Untrained modern youths and ancient masters in self(ie) portraits

April 3rd, 2017

What do modern youths and ancient masters have in common? One possible commonality is they way they depict themselves in self portraits – specifically whether they tend to prefer giving preference to their left cheek or the right one.

“[…] a set of selfies and wefies by modern youths reveals comparable biases to self-portraits and portraits by master painters over the history of the visual arts. Assuming that our group of young selfie-takers had no academic training in painting, portraiture, and art history, these findings therefore support an account of posing preferences in terms of biologically determined asymmetries over an account based on culturally induced conventions.”

– explain a research team from the Dipartimento di Neuroscienze, Università di Parma, Italy, and the School of Psychology, University of Liverpool, UK.

They make steps towards clarifying potential confusion with regard to image-reversal in smartphone cameras – as opposed to the mirrors which were often used by Old Masters for their pre-photographic selfies :-

“Because in smartphones the preview image is mirror-reversed, but the image file is saved as taken from a front camera (non-mirror-reversed), a saved image with the selfie-taker on the left signals a preference for a (mirror-reversed) preview image where the selfie-taker is on the right.”

See: Nicola Bruno, Carole Bode & Marco Bertamini (2016): Composition in portraits: Selfies and wefies reveal similar biases in untrained modern youths and ancient masters, in: Laterality: Asymmetries of Body, Brain and Cognition, 27 May 2016.

Note that mirror (and smartphone) portraits are only reversed left-right rather than up-down – a much discussed phenomenon.
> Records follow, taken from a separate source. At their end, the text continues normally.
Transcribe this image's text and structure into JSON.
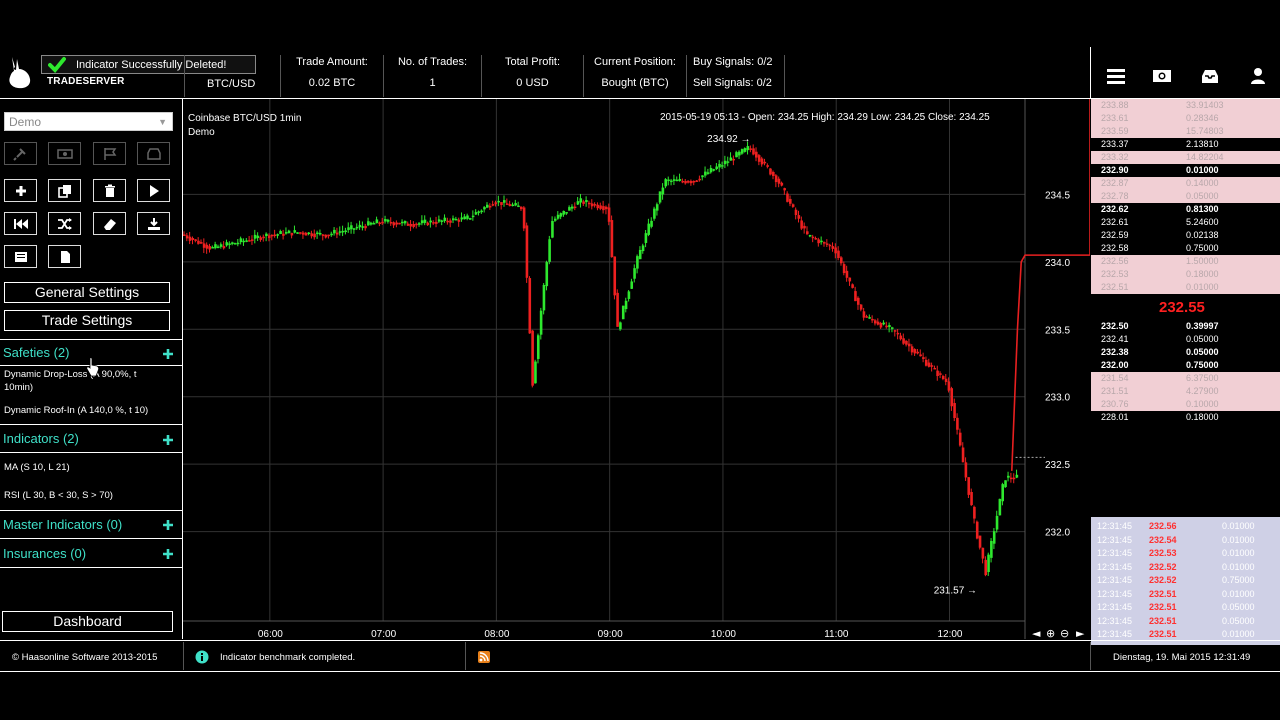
{
  "header": {
    "brand": "TRADESERVER",
    "toast": "Indicator Successfully Deleted!",
    "pair": "BTC/USD",
    "stats": [
      {
        "label": "Trade Amount:",
        "value": "0.02 BTC"
      },
      {
        "label": "No. of Trades:",
        "value": "1"
      },
      {
        "label": "Total Profit:",
        "value": "0 USD"
      },
      {
        "label": "Current Position:",
        "value": "Bought (BTC)"
      }
    ],
    "buy_signals": "Buy Signals: 0/2",
    "sell_signals": "Sell Signals: 0/2",
    "icons": [
      "menu-icon",
      "money-icon",
      "inbox-icon",
      "user-icon"
    ]
  },
  "sidebar": {
    "mode": "Demo",
    "general_settings": "General Settings",
    "trade_settings": "Trade Settings",
    "safeties_title": "Safeties (2)",
    "safeties": [
      "Dynamic Drop-Loss (A 90,0%, t 10min)",
      "Dynamic Roof-In (A 140,0 %, t 10)"
    ],
    "indicators_title": "Indicators (2)",
    "indicators": [
      "MA (S 10, L 21)",
      "RSI (L 30, B < 30, S > 70)"
    ],
    "master_title": "Master Indicators (0)",
    "insurances_title": "Insurances (0)",
    "dashboard": "Dashboard"
  },
  "chart": {
    "title": "Coinbase BTC/USD 1min",
    "subtitle": "Demo",
    "ohlc": "2015-05-19 05:13 - Open: 234.25 High: 234.29 Low: 234.25 Close: 234.25",
    "max_label": "234.92",
    "min_label": "231.57",
    "y_ticks": [
      "234.5",
      "234.0",
      "233.5",
      "233.0",
      "232.5",
      "232.0"
    ],
    "x_ticks": [
      "06:00",
      "07:00",
      "08:00",
      "09:00",
      "10:00",
      "11:00",
      "12:00"
    ],
    "colors": {
      "up": "#2ee82e",
      "down": "#ee2020",
      "line": "#e82020"
    }
  },
  "chart_data": {
    "type": "line",
    "title": "Coinbase BTC/USD 1min",
    "xlabel": "",
    "ylabel": "",
    "ylim": [
      231.5,
      235.0
    ],
    "x_ticks": [
      "06:00",
      "07:00",
      "08:00",
      "09:00",
      "10:00",
      "11:00",
      "12:00"
    ],
    "series": [
      {
        "x": [
          "05:00",
          "05:15",
          "05:30",
          "05:45",
          "06:00",
          "06:15",
          "06:30",
          "06:45",
          "07:00",
          "07:15",
          "07:30",
          "07:45",
          "08:00",
          "08:15",
          "08:20",
          "08:30",
          "08:45",
          "09:00",
          "09:05",
          "09:15",
          "09:30",
          "09:45",
          "10:00",
          "10:15",
          "10:30",
          "10:45",
          "11:00",
          "11:15",
          "11:30",
          "11:45",
          "12:00",
          "12:15",
          "12:20",
          "12:30"
        ],
        "values": [
          234.25,
          234.2,
          234.1,
          234.15,
          234.2,
          234.22,
          234.2,
          234.25,
          234.3,
          234.28,
          234.3,
          234.32,
          234.45,
          234.4,
          233.1,
          234.3,
          234.45,
          234.4,
          233.5,
          234.0,
          234.6,
          234.6,
          234.72,
          234.85,
          234.6,
          234.2,
          234.1,
          233.6,
          233.5,
          233.3,
          233.1,
          232.0,
          231.7,
          232.4
        ]
      }
    ]
  },
  "orderbook": {
    "mid": "232.55",
    "rows": [
      {
        "p": "233.88",
        "q": "33.91403",
        "k": "pink"
      },
      {
        "p": "233.61",
        "q": "0.28346",
        "k": "pink"
      },
      {
        "p": "233.59",
        "q": "15.74803",
        "k": "pink"
      },
      {
        "p": "233.37",
        "q": "2.13810",
        "k": "white"
      },
      {
        "p": "233.32",
        "q": "14.82204",
        "k": "pink"
      },
      {
        "p": "232.90",
        "q": "0.01000",
        "k": "white"
      },
      {
        "p": "232.87",
        "q": "0.14000",
        "k": "pink"
      },
      {
        "p": "232.78",
        "q": "0.05000",
        "k": "pink"
      },
      {
        "p": "232.62",
        "q": "0.81300",
        "k": "white"
      },
      {
        "p": "232.61",
        "q": "5.24600",
        "k": "white"
      },
      {
        "p": "232.59",
        "q": "0.02138",
        "k": "white"
      },
      {
        "p": "232.58",
        "q": "0.75000",
        "k": "white"
      },
      {
        "p": "232.56",
        "q": "1.50000",
        "k": "pink"
      },
      {
        "p": "232.53",
        "q": "0.18000",
        "k": "pink"
      },
      {
        "p": "232.51",
        "q": "0.01000",
        "k": "pink"
      },
      {
        "p": "232.50",
        "q": "0.39997",
        "k": "white"
      },
      {
        "p": "232.41",
        "q": "0.05000",
        "k": "white"
      },
      {
        "p": "232.38",
        "q": "0.05000",
        "k": "white"
      },
      {
        "p": "232.00",
        "q": "0.75000",
        "k": "white"
      },
      {
        "p": "231.54",
        "q": "6.37500",
        "k": "pink"
      },
      {
        "p": "231.51",
        "q": "4.27900",
        "k": "pink"
      },
      {
        "p": "230.76",
        "q": "0.10000",
        "k": "pink"
      },
      {
        "p": "228.01",
        "q": "0.18000",
        "k": "white"
      }
    ],
    "trades": [
      {
        "t": "12:31:45",
        "p": "232.56",
        "a": "0.01000"
      },
      {
        "t": "12:31:45",
        "p": "232.54",
        "a": "0.01000"
      },
      {
        "t": "12:31:45",
        "p": "232.53",
        "a": "0.01000"
      },
      {
        "t": "12:31:45",
        "p": "232.52",
        "a": "0.01000"
      },
      {
        "t": "12:31:45",
        "p": "232.52",
        "a": "0.75000"
      },
      {
        "t": "12:31:45",
        "p": "232.51",
        "a": "0.01000"
      },
      {
        "t": "12:31:45",
        "p": "232.51",
        "a": "0.05000"
      },
      {
        "t": "12:31:45",
        "p": "232.51",
        "a": "0.05000"
      },
      {
        "t": "12:31:45",
        "p": "232.51",
        "a": "0.01000"
      }
    ]
  },
  "footer": {
    "copyright": "© Haasonline Software 2013-2015",
    "status": "Indicator benchmark completed.",
    "datetime": "Dienstag, 19. Mai 2015 12:31:49"
  }
}
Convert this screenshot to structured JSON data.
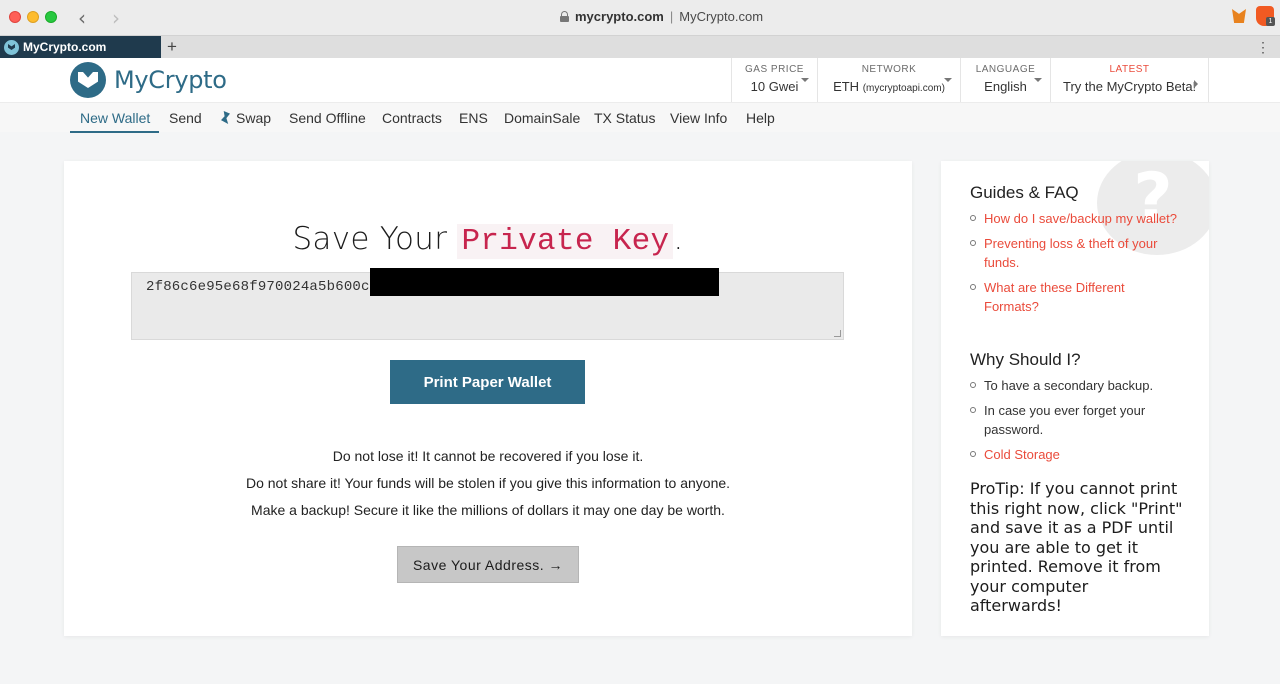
{
  "browser": {
    "url_domain": "mycrypto.com",
    "url_separator": "|",
    "page_title": "MyCrypto.com",
    "tab_label": "MyCrypto.com",
    "new_tab": "+",
    "tab_menu": "⋮",
    "back_glyph": "‹",
    "forward_glyph": "›",
    "extension_badge": "1"
  },
  "header": {
    "logo_text": "MyCrypto",
    "gas": {
      "label": "GAS PRICE",
      "value": "10 Gwei"
    },
    "network": {
      "label": "NETWORK",
      "value": "ETH",
      "detail": "(mycryptoapi.com)"
    },
    "language": {
      "label": "LANGUAGE",
      "value": "English"
    },
    "latest": {
      "label": "LATEST",
      "value": "Try the MyCrypto Beta!"
    }
  },
  "nav": {
    "items": [
      "New Wallet",
      "Send",
      "Swap",
      "Send Offline",
      "Contracts",
      "ENS",
      "DomainSale",
      "TX Status",
      "View Info",
      "Help"
    ],
    "active": "New Wallet"
  },
  "main": {
    "title_prefix": "Save Your",
    "title_code": "Private Key",
    "title_suffix": ".",
    "private_key_visible": "2f86c6e95e68f970024a5b600c",
    "print_button": "Print Paper Wallet",
    "warnings": [
      "Do not lose it! It cannot be recovered if you lose it.",
      "Do not share it! Your funds will be stolen if you give this information to anyone.",
      "Make a backup! Secure it like the millions of dollars it may one day be worth."
    ],
    "address_button": "Save Your Address. →"
  },
  "sidebar": {
    "faq_heading": "Guides & FAQ",
    "faq_links": [
      "How do I save/backup my wallet?",
      "Preventing loss & theft of your funds.",
      "What are these Different Formats?"
    ],
    "why_heading": "Why Should I?",
    "why_items": [
      "To have a secondary backup.",
      "In case you ever forget your password."
    ],
    "why_link": "Cold Storage",
    "protip": "ProTip: If you cannot print this right now, click \"Print\" and save it as a PDF until you are able to get it printed. Remove it from your computer afterwards!",
    "help_glyph": "?"
  },
  "colors": {
    "brand": "#2e6b87",
    "link": "#ea4b3b",
    "code": "#c7254e"
  }
}
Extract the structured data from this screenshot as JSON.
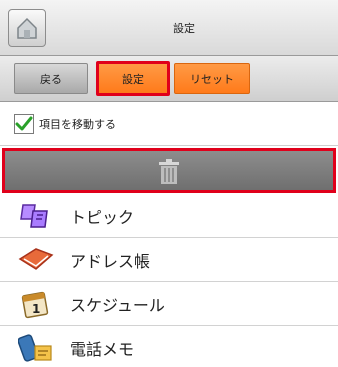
{
  "header": {
    "title": "設定",
    "home_icon": "home-icon"
  },
  "toolbar": {
    "back_label": "戻る",
    "settings_label": "設定",
    "reset_label": "リセット"
  },
  "options": {
    "move_items_label": "項目を移動する",
    "move_items_checked": true
  },
  "trash": {
    "icon": "trash-icon"
  },
  "list": {
    "items": [
      {
        "label": "トピック",
        "icon": "topics-icon"
      },
      {
        "label": "アドレス帳",
        "icon": "address-book-icon"
      },
      {
        "label": "スケジュール",
        "icon": "calendar-icon"
      },
      {
        "label": "電話メモ",
        "icon": "phone-memo-icon"
      }
    ]
  },
  "colors": {
    "accent": "#ff8a2a",
    "highlight": "#e0001b",
    "check": "#2aa12a"
  }
}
Here’s Richard Feynman’s take on it . . .

New book (and show!) by the Ig Nobel randomness reseachers

April 2nd, 2017

The Italian researchers who analyzed how the Peter Principle plays out, and who as a side-effect of that were awarded an Ig Nobel Prize, have a new book about their experiences. The book is called Abbiamo vinto l’Ig Nobel con il principio di Peter [“We won the Ig Nobel with the Peter Principle”], by Alessandro Pluchino, Andrea Rapisarda , and Cesare Garofalo, published by Malcor D’.

We will all celebrate the new book in a special show at the University of Catania, on Thursday, April 6. The show features: Marc Abrahams and Ig Nobel Prize winners Marina de Tommaso (measuring the relative pain people suffer while looking at an ugly painting, rather than a pretty painting, while being shot [in the hand] by a powerful laser beam), Elizabeth Oberzaucher (mathematical analysis of the man who fathered 888 children), and of course Cesare Garofalo, Alessandro Pluchino, and Andrea Rapisarda (organizations would become more efficient if they promoted people at random).

The show is a featured part of the Ig Nobel Spring EuroTour.